A couple of days ago Lending Club added this new page to their site that included the graph above. I found this extremely interesting. For years they have told us the average returns of the different loan grades on their statistics page but this is the first time they have provided a range of returns within each grade.
Here is the fine print that explains the top 50% and bottom 50% numbers in the above graph:
3 – Top 50% and Bottom 50% are dollar-weighted averages of individual loan performances for each grade calculated from either the best performing half or the worst performing half, respectively, of all issued loans in each grade as of May 25, 2011. In practice, if a portfolio of Notes was created from the worst performing half of all issued loans in a specific grade, the return would be roughly equivalent to the Bottom 50% of that specific grade as depicted in the chart above. Conversely, if a portfolio of Notes was created from the best performing half of all issued loans in a specific grade, the return would be roughly equivalent to the Top 50% of that specific grade as reported in the chart above.

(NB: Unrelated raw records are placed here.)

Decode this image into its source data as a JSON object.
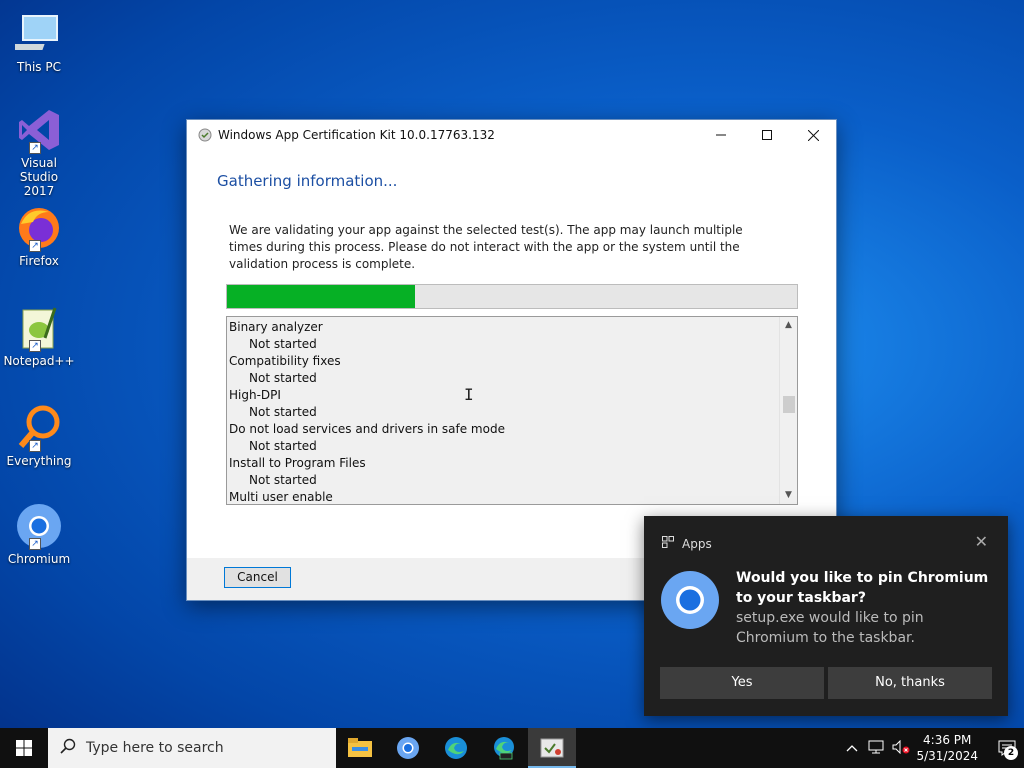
{
  "desktop": {
    "icons": [
      {
        "label": "This PC"
      },
      {
        "label": "Visual Studio 2017"
      },
      {
        "label": "Firefox"
      },
      {
        "label": "Notepad++"
      },
      {
        "label": "Everything"
      },
      {
        "label": "Chromium"
      }
    ]
  },
  "dialog": {
    "title": "Windows App Certification Kit 10.0.17763.132",
    "heading": "Gathering information...",
    "description": "We are validating your app against the selected test(s). The app may launch multiple times during this process. Please do not interact with the app or the system until the validation process is complete.",
    "progress_fraction": 0.33,
    "list": [
      {
        "name": "Binary analyzer",
        "status": "Not started"
      },
      {
        "name": "Compatibility fixes",
        "status": "Not started"
      },
      {
        "name": "High-DPI",
        "status": "Not started"
      },
      {
        "name": "Do not load services and drivers in safe mode",
        "status": "Not started"
      },
      {
        "name": "Install to Program Files",
        "status": "Not started"
      },
      {
        "name": "Multi user enable",
        "status": ""
      }
    ],
    "cancel_label": "Cancel"
  },
  "toast": {
    "app": "Apps",
    "title": "Would you like to pin Chromium to your taskbar?",
    "body": "setup.exe would like to pin Chromium to the taskbar.",
    "yes_label": "Yes",
    "no_label": "No, thanks"
  },
  "taskbar": {
    "search_placeholder": "Type here to search",
    "time": "4:36 PM",
    "date": "5/31/2024",
    "notification_count": "2"
  },
  "colors": {
    "progress_fill": "#06b025",
    "heading": "#1c4fa3",
    "toast_bg": "#1f1f1f"
  }
}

Obviously the top 50% of loans in all loan grades would include no defaults whatsoever, and the bottom 50% would include all the defaults. As you would expect the average return for the top 50% of loans within each credit grade increases as the interest rate gets higher. But as you can see for the bottom 50% of loans there is no opposite trend. I would have expected bottom half of the G loans to perform badly, I am actually surprised they managed a positive return, but what is fascinating is that E rated loans have the best performance when taking the bottom 50% of loans.
What this chart tells me is that investing in A rated loans is not a recipe for safe returns. Sure there is far less deviation in returns for A rated loans but both C and E rated loans perform better even when taking the bottom 50% of all loans. I may tweak my selection criteria after seeing this chart and load up on more E-rated loans and lessen my exposure to D-rated loans. Based on these numbers any way you slice it E-rated loans are a better bet than D-rated loans.
Peter Renton is the chairman and co-founder of LendIt Fintech, the world’s first and largest digital media and events company focused on fintech. Peter has been writing about fintech since 2010 and he is the author and creator of the Fintech One-on-One Podcast, the first and longest-running fintech interview series. Peter has been interviewed by the Wall Street Journal, Bloomberg, The New York Times, CNBC, CNN, Fortune, NPR, Fox Business News, the Financial Times, and dozens of other publications.